by Tin

There was a time when I had watched almost every lesbian film ever released to the public when I was still living in Hong Kong. And by lesbian film I mean its central plot line involves lesbians who are the primary characters in the film, and the major conflict revolves around them. So no Wild Things and Cruel Intentions, even though they feature some of the most popular lesbian moments in mainstream media, do not count.

NOT lesbians!

I did watch them, along with many others with pseudo lesbian characters like Who’s the Woman, Who’s the Man and Swordsman III-The East Is Red from Hong Kong and Heavenly Creatures from New Zealand.

Continue reading

The Children of Srikandi

by Quentin

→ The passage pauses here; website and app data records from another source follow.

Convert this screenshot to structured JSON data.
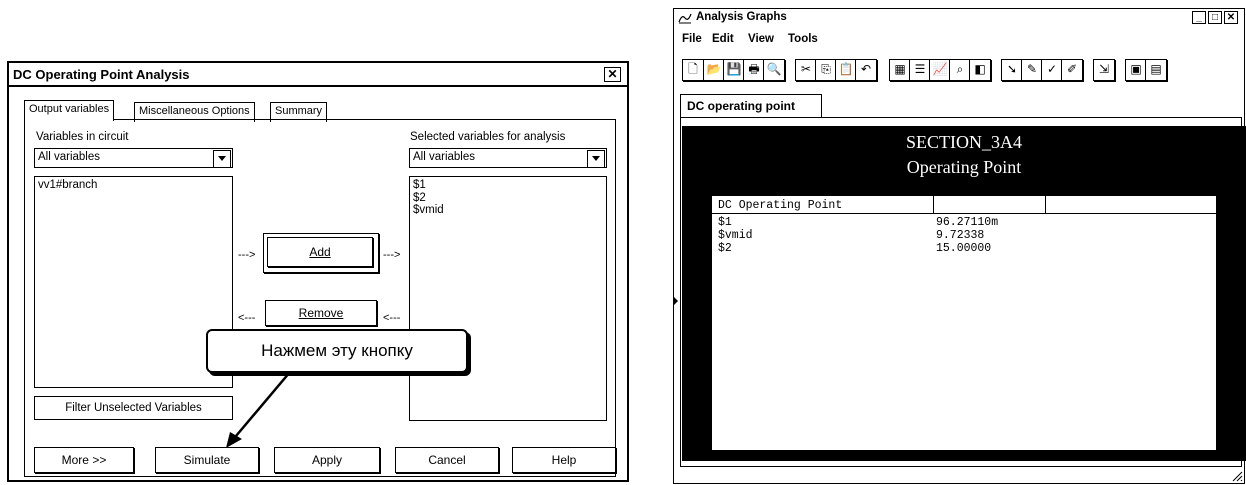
{
  "dialog": {
    "title": "DC Operating Point Analysis",
    "close_glyph": "✕",
    "tabs": [
      {
        "label": "Output variables",
        "active": true
      },
      {
        "label": "Miscellaneous Options",
        "active": false
      },
      {
        "label": "Summary",
        "active": false
      }
    ],
    "left_label": "Variables in circuit",
    "left_filter": "All variables",
    "left_items": [
      "vv1#branch"
    ],
    "right_label": "Selected variables for analysis",
    "right_filter": "All variables",
    "right_items": [
      "$1",
      "$2",
      "$vmid"
    ],
    "add_label": "Add",
    "remove_label": "Remove",
    "arrow_right": "--->",
    "arrow_left": "<---",
    "filter_button": "Filter Unselected Variables",
    "bottom_buttons": [
      "More >>",
      "Simulate",
      "Apply",
      "Cancel",
      "Help"
    ]
  },
  "callout": {
    "text": "Нажмем эту кнопку"
  },
  "graphs": {
    "title": "Analysis Graphs",
    "window_buttons": [
      "_",
      "□",
      "✕"
    ],
    "menu": [
      "File",
      "Edit",
      "View",
      "Tools"
    ],
    "toolbar_icons": [
      "new-icon",
      "open-icon",
      "save-icon",
      "print-icon",
      "print-preview-icon",
      "cut-icon",
      "copy-icon",
      "paste-icon",
      "undo-icon",
      "grid-icon",
      "list-icon",
      "chart-icon",
      "zoom-icon",
      "toggle-icon",
      "cursor-icon",
      "marker-icon",
      "marker2-icon",
      "marker3-icon",
      "export-icon",
      "properties-icon",
      "properties2-icon"
    ],
    "tab_label": "DC operating point",
    "section_title": "SECTION_3A4",
    "section_subtitle": "Operating Point",
    "table_header": "DC Operating Point",
    "rows": [
      {
        "name": "$1",
        "value": "96.27110m"
      },
      {
        "name": "$vmid",
        "value": "9.72338"
      },
      {
        "name": "$2",
        "value": "15.00000"
      }
    ]
  }
}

I just discovered this first film about queer women in Indonesia from a friend’s post on Facebook. According to a webpage, it’s “the first film about the world and experiences of queer women in Indonesia. In this interlace short films, nine female filmmakers show us about what it means to be a queer woman in the country with the world largest Muslim population.” The titular character Srikandi is a character in the Mahabharata, the classic Hindu epic, that is frequently used in Indonesian shadow puppet theater. In one version, Srikandi is the female warrior who becomes a man to marry a woman and bear kids by changing gender identity and sexual orientation. The legend reminds me of Virginia Woolf’s Orlando. Continue reading

Queerious Eighties

by Lewis

The big hair, shoulder pads, Duran Duran; the tip of the iceberg of a decade of excess that helped me fully embrace of all things culturally ‘pop.’ When my fellow bloggers asked ‘what made me ‘queerious?’ I couldn’t help looking back at that time that I coveted the look of Simon Le Bon and twirled my nights away, sneaking into gay bars in the Castro (does anyone even remember the Phoenix Bar on Castro St.?) .

Gay? Queer? Which Story is Which?

I was lucky to share my story of when I first knew I was gay in Randy
Barbato’s and Fenton Bailey’s documentary When I Knew, based on the
book by Robert Trachtenberg. Continue reading

Going Sticky

by Doris

Michelle Krusiec and Lynn Chen in Alice Wu's Saving Face

My friend Quentin invited me to Queerious and explained that the blog could be anything from queer identity to what a lesbian usually eats for breakfast. For my first blog, I thought about my most recent and new experiences in my queer life. It’s been quite a queerious journey since I first opened myself up to the same sex in my early twenties. Since then, I have been happily exploring my limits and tastes in my ever richer sexual identity now well into my early thirties. Continue reading